— PROBLEM STATEMENT —
Read the data, and whenever a line holds the word "label", report that line.
*** THE INPUT ***
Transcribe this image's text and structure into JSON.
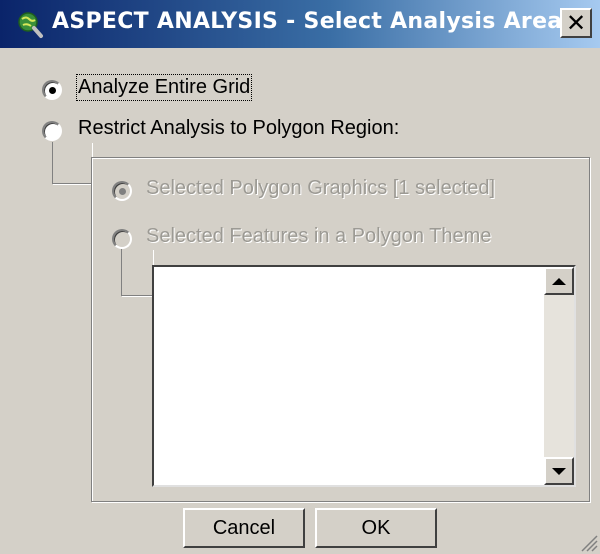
{
  "window": {
    "title": "ASPECT ANALYSIS - Select Analysis Area:",
    "app_icon": "globe-magnifier-icon",
    "close_icon": "close-icon",
    "close_glyph": "✕"
  },
  "options": {
    "entire_grid": {
      "label": "Analyze Entire Grid",
      "selected": true
    },
    "restrict_polygon": {
      "label": "Restrict Analysis to Polygon Region:",
      "selected": false
    }
  },
  "sub_options": {
    "enabled": false,
    "polygon_graphics": {
      "label": "Selected Polygon Graphics [1 selected]",
      "selected": true
    },
    "polygon_features": {
      "label": "Selected Features in a Polygon Theme",
      "selected": false
    }
  },
  "theme_list": {
    "items": []
  },
  "buttons": {
    "cancel": "Cancel",
    "ok": "OK"
  },
  "colors": {
    "titlebar_start": "#0a246a",
    "titlebar_end": "#a6caf0",
    "face": "#d4d0c8",
    "disabled_text": "#9c9a94"
  }
}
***
— RESULT FOR THIS TASK —
      "label": "Analyze Entire Grid",
      "label": "Restrict Analysis to Polygon Region:",
      "label": "Selected Polygon Graphics [1 selected]",
      "label": "Selected Features in a Polygon Theme",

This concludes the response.